▶ _Work order_
Each line with the word "Designee" must appear in the answer, copied from the records.

▶ _Entries from a dataset of interfaces_
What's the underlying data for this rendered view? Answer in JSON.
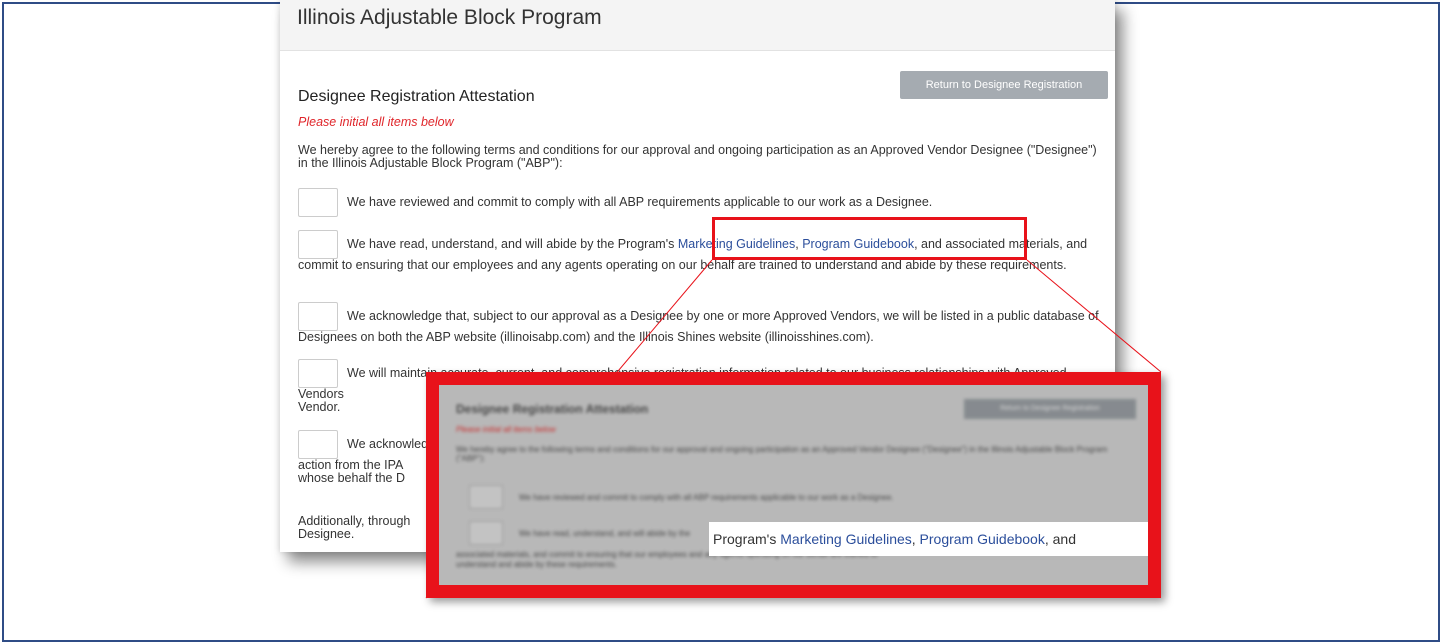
{
  "panel": {
    "title": "Illinois Adjustable Block Program",
    "return_button": "Return to Designee Registration",
    "section_title": "Designee Registration Attestation",
    "instruction": "Please initial all items below",
    "intro": "We hereby agree to the following terms and conditions for our approval and ongoing participation as an Approved Vendor Designee (\"Designee\") in the Illinois Adjustable Block Program (\"ABP\"):",
    "items": [
      {
        "text": "We have reviewed and commit to comply with all ABP requirements applicable to our work as a Designee."
      },
      {
        "before": "We have read, understand, and will abide by the Program's ",
        "link1": "Marketing Guidelines",
        "sep": ", ",
        "link2": "Program Guidebook",
        "after": ", and associated materials, and commit to ensuring that our employees and any agents operating on our behalf are trained to understand and abide by these requirements."
      },
      {
        "text": "We acknowledge that, subject to our approval as a Designee by one or more Approved Vendors, we will be listed in a public database of Designees on both the ABP website (illinoisabp.com) and the Illinois Shines website (illinoisshines.com)."
      },
      {
        "text": "We will maintain accurate, current, and comprehensive registration information related to our business relationships with Approved Vendors",
        "text2": "Vendor."
      },
      {
        "text": "We acknowledge",
        "line2": "action from the IPA",
        "line3": "whose behalf the D"
      }
    ],
    "additionally": "Additionally, through",
    "additionally2": "Designee."
  },
  "zoom": {
    "crisp_before": "Program's ",
    "crisp_link1": "Marketing Guidelines",
    "crisp_sep": ", ",
    "crisp_link2": "Program Guidebook",
    "crisp_after": ", and",
    "blur_title": "Designee Registration Attestation",
    "blur_instruction": "Please initial all items below",
    "blur_intro": "We hereby agree to the following terms and conditions for our approval and ongoing participation as an Approved Vendor Designee (\"Designee\") in the Illinois Adjustable Block Program (\"ABP\"):",
    "blur_item1": "We have reviewed and commit to comply with all ABP requirements applicable to our work as a Designee.",
    "blur_item2": "We have read, understand, and will abide by the",
    "blur_item2b": "associated materials, and commit to ensuring that our employees and any agents operating on our behalf are trained to",
    "blur_item2c": "understand and abide by these requirements.",
    "blur_button": "Return to Designee Registration"
  },
  "colors": {
    "accent_red": "#e8121a",
    "link_blue": "#2b4e9b",
    "frame_blue": "#2f4c86"
  }
}
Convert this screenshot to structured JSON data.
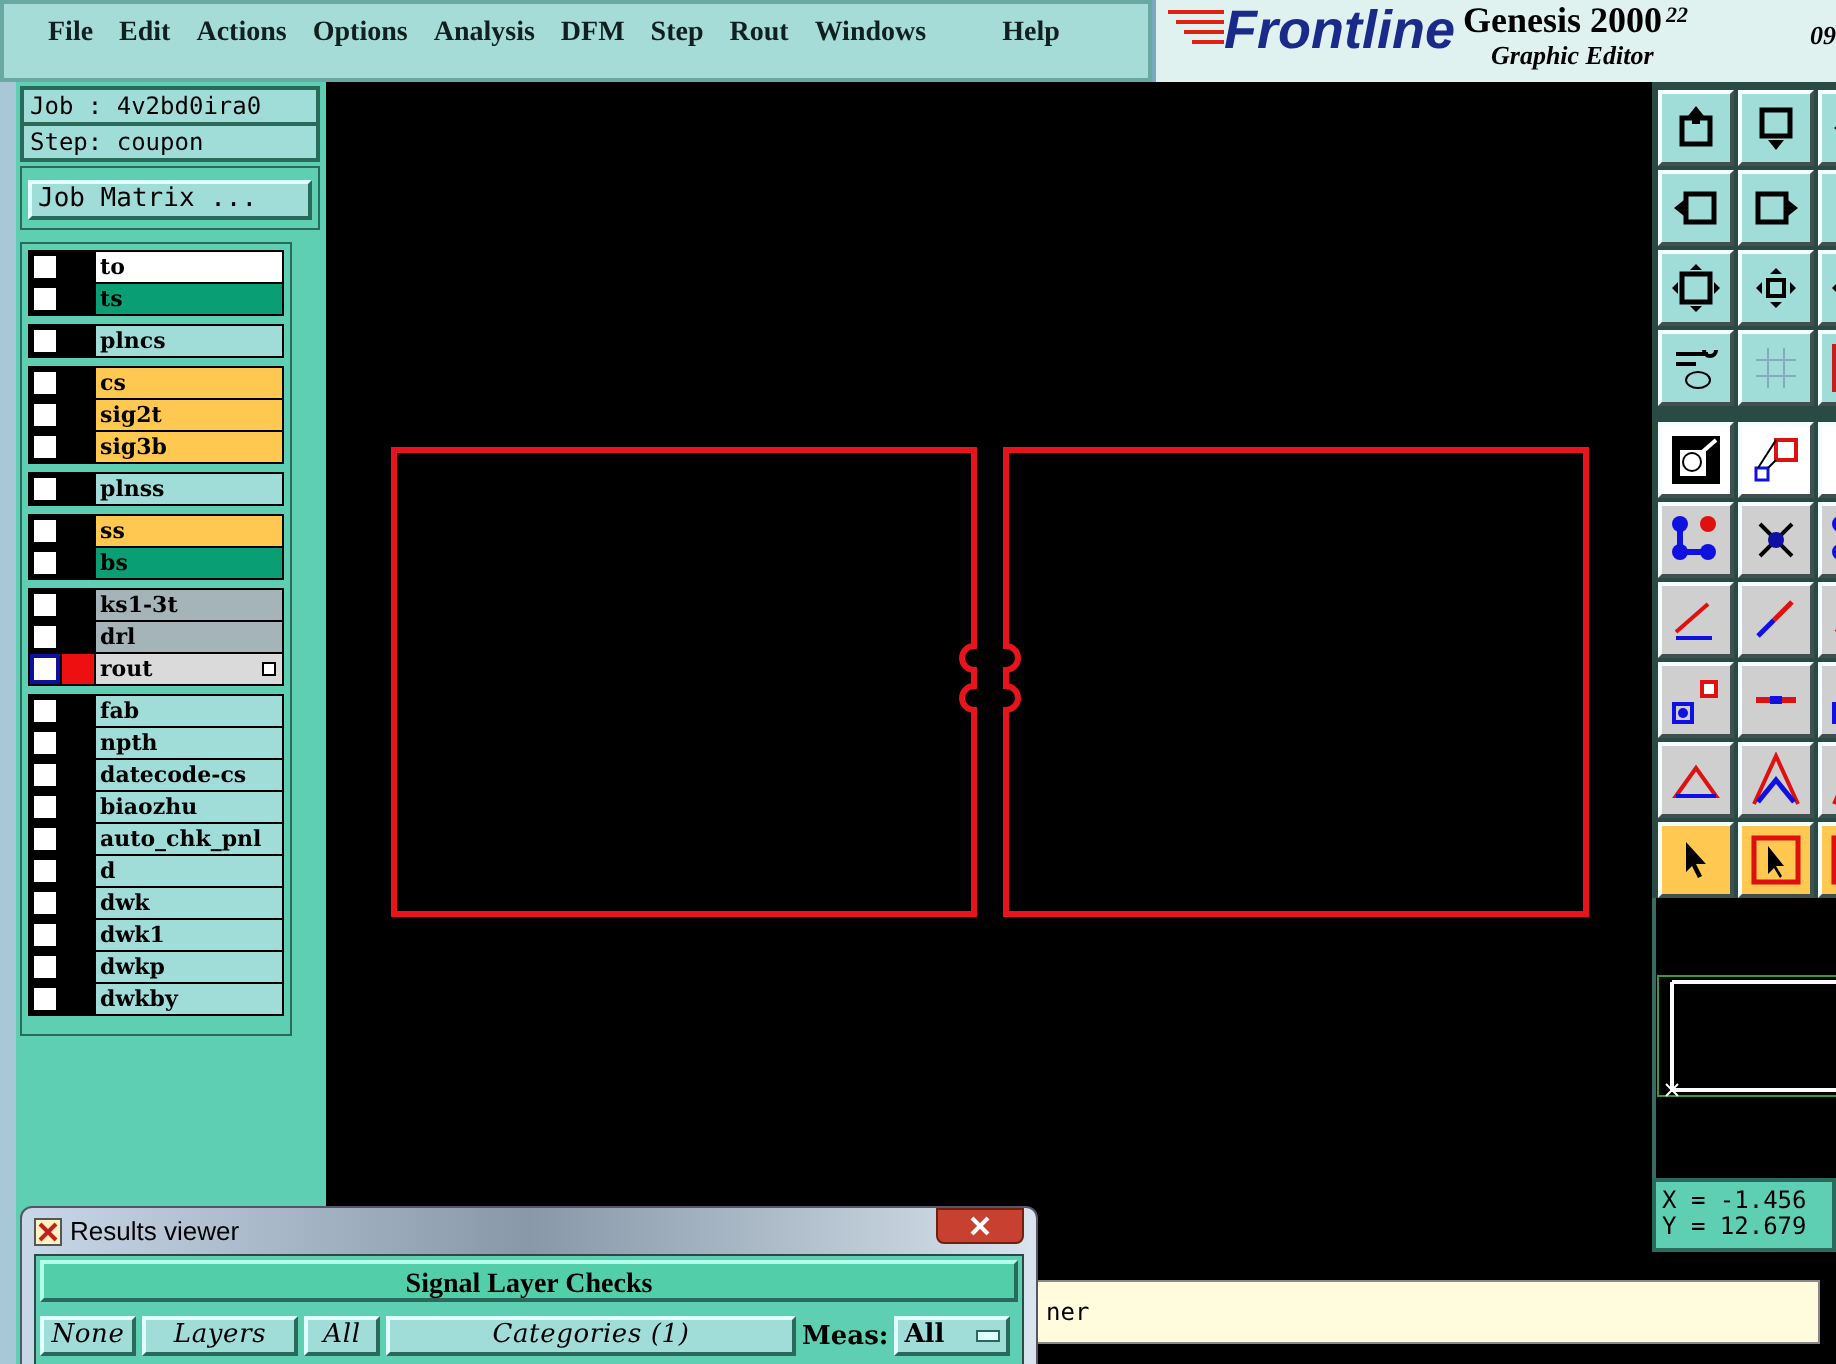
{
  "menu": [
    "File",
    "Edit",
    "Actions",
    "Options",
    "Analysis",
    "DFM",
    "Step",
    "Rout",
    "Windows",
    "Help"
  ],
  "branding": {
    "logo": "Frontline",
    "product": "Genesis 2000",
    "version_fragment": "22",
    "date_fragment": "09",
    "subtitle": "Graphic Editor"
  },
  "job": {
    "job_label": "Job : 4v2bd0ira0",
    "step_label": "Step: coupon",
    "matrix_button": "Job Matrix ..."
  },
  "layer_groups": [
    {
      "layers": [
        {
          "name": "to",
          "color": "#ffffff",
          "active": false,
          "checked": false
        },
        {
          "name": "ts",
          "color": "#0a9e74",
          "active": false,
          "checked": false
        }
      ]
    },
    {
      "layers": [
        {
          "name": "plncs",
          "color": "#a0dcd8",
          "active": false,
          "checked": false
        }
      ]
    },
    {
      "layers": [
        {
          "name": "cs",
          "color": "#ffc850",
          "active": false,
          "checked": false
        },
        {
          "name": "sig2t",
          "color": "#ffc850",
          "active": false,
          "checked": false
        },
        {
          "name": "sig3b",
          "color": "#ffc850",
          "active": false,
          "checked": false
        }
      ]
    },
    {
      "layers": [
        {
          "name": "plnss",
          "color": "#a0dcd8",
          "active": false,
          "checked": false
        }
      ]
    },
    {
      "layers": [
        {
          "name": "ss",
          "color": "#ffc850",
          "active": false,
          "checked": false
        },
        {
          "name": "bs",
          "color": "#0a9e74",
          "active": false,
          "checked": false
        }
      ]
    },
    {
      "layers": [
        {
          "name": "ks1-3t",
          "color": "#a4b4b8",
          "active": false,
          "checked": false
        },
        {
          "name": "drl",
          "color": "#a4b4b8",
          "active": false,
          "checked": false
        },
        {
          "name": "rout",
          "color": "#dadada",
          "active": true,
          "checked": false
        }
      ]
    },
    {
      "layers": [
        {
          "name": "fab",
          "color": "#a0dcd8",
          "active": false,
          "checked": false
        },
        {
          "name": "npth",
          "color": "#a0dcd8",
          "active": false,
          "checked": false
        },
        {
          "name": "datecode-cs",
          "color": "#a0dcd8",
          "active": false,
          "checked": false
        },
        {
          "name": "biaozhu",
          "color": "#a0dcd8",
          "active": false,
          "checked": false
        },
        {
          "name": "auto_chk_pnl",
          "color": "#a0dcd8",
          "active": false,
          "checked": false
        },
        {
          "name": "d",
          "color": "#a0dcd8",
          "active": false,
          "checked": false
        },
        {
          "name": "dwk",
          "color": "#a0dcd8",
          "active": false,
          "checked": false
        },
        {
          "name": "dwk1",
          "color": "#a0dcd8",
          "active": false,
          "checked": false
        },
        {
          "name": "dwkp",
          "color": "#a0dcd8",
          "active": false,
          "checked": false
        },
        {
          "name": "dwkby",
          "color": "#a0dcd8",
          "active": false,
          "checked": false
        }
      ]
    }
  ],
  "coordinates": {
    "x": "X = -1.456",
    "y": "Y = 12.679"
  },
  "status_bar": {
    "message": "ner"
  },
  "results_viewer": {
    "title": "Results viewer",
    "header_button": "Signal Layer Checks",
    "controls": [
      {
        "label": "None",
        "kind": "button"
      },
      {
        "label": "Layers",
        "kind": "button"
      },
      {
        "label": "All",
        "kind": "button"
      },
      {
        "label": "Categories (1)",
        "kind": "button"
      },
      {
        "label": "Meas:",
        "kind": "label"
      },
      {
        "label": "All",
        "kind": "dropdown"
      }
    ]
  }
}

▶ _Answer to this task_
    "return_button": "Return to Designee Registration",
    "section_title": "Designee Registration Attestation",
    "intro": "We hereby agree to the following terms and conditions for our approval and ongoing participation as an Approved Vendor Designee (\"Designee\") in the Illinois Adjustable Block Program (\"ABP\"):",
        "text": "We have reviewed and commit to comply with all ABP requirements applicable to our work as a Designee."
        "text": "We acknowledge that, subject to our approval as a Designee by one or more Approved Vendors, we will be listed in a public database of Designees on both the ABP website (illinoisabp.com) and the Illinois Shines website (illinoisshines.com)."
    "additionally2": "Designee."
    "blur_title": "Designee Registration Attestation",
    "blur_intro": "We hereby agree to the following terms and conditions for our approval and ongoing participation as an Approved Vendor Designee (\"Designee\") in the Illinois Adjustable Block Program (\"ABP\"):",
    "blur_item1": "We have reviewed and commit to comply with all ABP requirements applicable to our work as a Designee.",
    "blur_button": "Return to Designee Registration"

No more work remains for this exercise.